Caretakers reported that their birds learned new skills, such as foraging and vocalizations, and even exhibited more lively behavior during the calls. The parrots initiated calls freely, and they engaged in call-and-response vocalizations that mimic those in the wild.
Interestingly, the birds engaged in most of the calls for the maximum allowed time and developed strong preferences.
For instance, a Goffin’s cockatoo named Ellie became good friends with a California-based African grey named Cookie, and they still communicate more than a year later.
“It’s been over a year and they still talk,” Jennifer Cunha, a parrot behaviorist, and Northeastern-affiliated researcher says.
While the findings indicate that video calls can improve a pet parrot’s quality of life, the researchers caution that the technology should be introduced slowly and carefully monitored to avoid fear, aggression, or property damage. Overall, the study suggests that using video calls to approximate wild bird communication can enhance parrots’ behavior and well-being in their owners’ homes.
“We’re not saying you can make them as happy as they would be in the wild,” Kleinberger says. “We’re trying to serve those who are already [in captivity].”
The study revealed that video calls could benefit parrots who are unable to interact physically with other birds due to various reasons, such as disease.
For instance, two elderly male macaws suffering from illness were paired together and formed a deep bond despite having barely seen another macaw in their lives.
They danced and sang together enthusiastically through the screen and called out to each other whenever one moved out of the video frame.
“It really speaks to how cognitively complex these birds are and how much ability they have to express themselves,” says Ilyena Hirskyj-Douglas, an assistant professor at the University of Glasgow. “It was really beautiful, those two birds, for me.”

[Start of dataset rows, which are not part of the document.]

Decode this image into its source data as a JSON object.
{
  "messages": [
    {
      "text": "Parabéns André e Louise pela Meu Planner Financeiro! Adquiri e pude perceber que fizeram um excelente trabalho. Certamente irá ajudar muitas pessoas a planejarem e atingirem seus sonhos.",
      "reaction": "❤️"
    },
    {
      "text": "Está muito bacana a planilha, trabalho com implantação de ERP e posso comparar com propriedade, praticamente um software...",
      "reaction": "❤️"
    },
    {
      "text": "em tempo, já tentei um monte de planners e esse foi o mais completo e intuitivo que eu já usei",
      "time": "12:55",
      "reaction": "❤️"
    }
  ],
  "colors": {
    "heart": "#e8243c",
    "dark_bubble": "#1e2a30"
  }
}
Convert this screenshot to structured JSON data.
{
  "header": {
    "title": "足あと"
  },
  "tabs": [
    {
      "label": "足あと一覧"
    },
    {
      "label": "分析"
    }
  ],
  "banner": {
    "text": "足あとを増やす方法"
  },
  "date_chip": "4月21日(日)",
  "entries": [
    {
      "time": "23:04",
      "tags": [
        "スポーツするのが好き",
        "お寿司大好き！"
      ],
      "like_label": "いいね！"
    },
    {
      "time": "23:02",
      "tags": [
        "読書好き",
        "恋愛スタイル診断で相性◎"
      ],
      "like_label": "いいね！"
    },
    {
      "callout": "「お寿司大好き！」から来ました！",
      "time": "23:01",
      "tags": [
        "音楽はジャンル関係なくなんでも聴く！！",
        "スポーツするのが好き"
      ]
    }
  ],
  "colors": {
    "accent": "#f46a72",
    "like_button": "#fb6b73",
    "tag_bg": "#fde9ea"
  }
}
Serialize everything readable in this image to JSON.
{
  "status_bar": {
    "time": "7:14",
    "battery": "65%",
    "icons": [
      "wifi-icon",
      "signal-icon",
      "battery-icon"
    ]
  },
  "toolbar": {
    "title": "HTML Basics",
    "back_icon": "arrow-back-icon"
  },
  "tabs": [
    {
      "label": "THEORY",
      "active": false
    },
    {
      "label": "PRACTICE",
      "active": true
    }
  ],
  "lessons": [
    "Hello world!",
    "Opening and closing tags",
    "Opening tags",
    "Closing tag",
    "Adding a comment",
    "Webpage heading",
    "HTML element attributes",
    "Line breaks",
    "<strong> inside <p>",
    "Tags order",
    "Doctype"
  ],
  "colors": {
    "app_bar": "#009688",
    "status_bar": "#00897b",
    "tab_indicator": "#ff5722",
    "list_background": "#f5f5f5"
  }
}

Overall, the study suggests that teaching parrots to make video calls on tablets and smartphones can have a positive impact on their behavior and well-being in domestic environments. The study highlights the cognitive complexity of parrots and their ability to express themselves.